From a related question (How does pressurized gas constantly push?), i asked myself this: How do gas molecules constantly bounce off each other without losing energy?
If you drop a ball, it bounces a bunch of times, but the height of each bounce gets shorter and shorter. Because it loses energy in each bounce.
So I don't see how a pressurized gas doesn't lose energy. As I understand it, pressure is a manifestation of lots of molecules bouncing off each other. So over time, shouldn't the pressure drop as the molecules lose speed? and eventually all the molecules will settle in a pile on the floor.
I think another way to phrase this is, how do elastic collisions not lose any energy in the exchange? My understanding of the 2nd law of thermodynamics is that some energy is always "lost" when it's converted from one form to another, or transferred from one object to another.
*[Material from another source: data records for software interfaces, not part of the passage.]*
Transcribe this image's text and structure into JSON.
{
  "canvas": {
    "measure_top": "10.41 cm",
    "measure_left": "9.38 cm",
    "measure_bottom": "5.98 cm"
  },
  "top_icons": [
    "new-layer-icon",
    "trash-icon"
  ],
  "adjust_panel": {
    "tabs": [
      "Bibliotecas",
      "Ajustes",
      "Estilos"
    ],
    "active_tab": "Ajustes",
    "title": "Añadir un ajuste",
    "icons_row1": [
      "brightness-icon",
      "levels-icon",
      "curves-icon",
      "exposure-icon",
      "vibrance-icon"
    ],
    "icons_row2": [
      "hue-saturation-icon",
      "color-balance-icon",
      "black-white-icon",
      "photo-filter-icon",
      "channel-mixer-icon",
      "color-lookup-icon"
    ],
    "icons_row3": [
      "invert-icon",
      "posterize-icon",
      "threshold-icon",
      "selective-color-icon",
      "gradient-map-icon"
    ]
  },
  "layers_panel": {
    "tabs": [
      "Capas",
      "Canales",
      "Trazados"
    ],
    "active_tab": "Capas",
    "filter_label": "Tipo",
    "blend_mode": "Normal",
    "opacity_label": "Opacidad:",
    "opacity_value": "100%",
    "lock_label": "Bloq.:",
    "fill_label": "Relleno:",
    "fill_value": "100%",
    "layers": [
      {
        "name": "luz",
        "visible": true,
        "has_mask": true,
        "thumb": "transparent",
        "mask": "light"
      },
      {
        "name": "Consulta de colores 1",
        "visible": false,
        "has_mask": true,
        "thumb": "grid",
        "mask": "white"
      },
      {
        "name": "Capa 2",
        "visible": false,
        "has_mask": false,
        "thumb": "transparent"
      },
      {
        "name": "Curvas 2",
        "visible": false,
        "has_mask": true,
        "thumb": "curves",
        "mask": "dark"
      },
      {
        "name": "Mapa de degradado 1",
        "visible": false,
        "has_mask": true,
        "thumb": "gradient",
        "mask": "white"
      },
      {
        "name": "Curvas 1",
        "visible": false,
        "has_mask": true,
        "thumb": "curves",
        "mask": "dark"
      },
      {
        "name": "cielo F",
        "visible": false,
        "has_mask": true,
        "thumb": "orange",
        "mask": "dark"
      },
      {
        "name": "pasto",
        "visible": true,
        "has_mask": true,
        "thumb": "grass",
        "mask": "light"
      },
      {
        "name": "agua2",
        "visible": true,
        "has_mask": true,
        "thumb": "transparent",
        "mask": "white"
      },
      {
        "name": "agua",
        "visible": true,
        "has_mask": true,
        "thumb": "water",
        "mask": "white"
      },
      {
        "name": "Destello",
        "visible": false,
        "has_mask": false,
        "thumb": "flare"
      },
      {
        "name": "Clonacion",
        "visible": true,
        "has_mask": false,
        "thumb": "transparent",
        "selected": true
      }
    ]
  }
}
I.e., no transfer/conversion of energy is ever 100% efficient.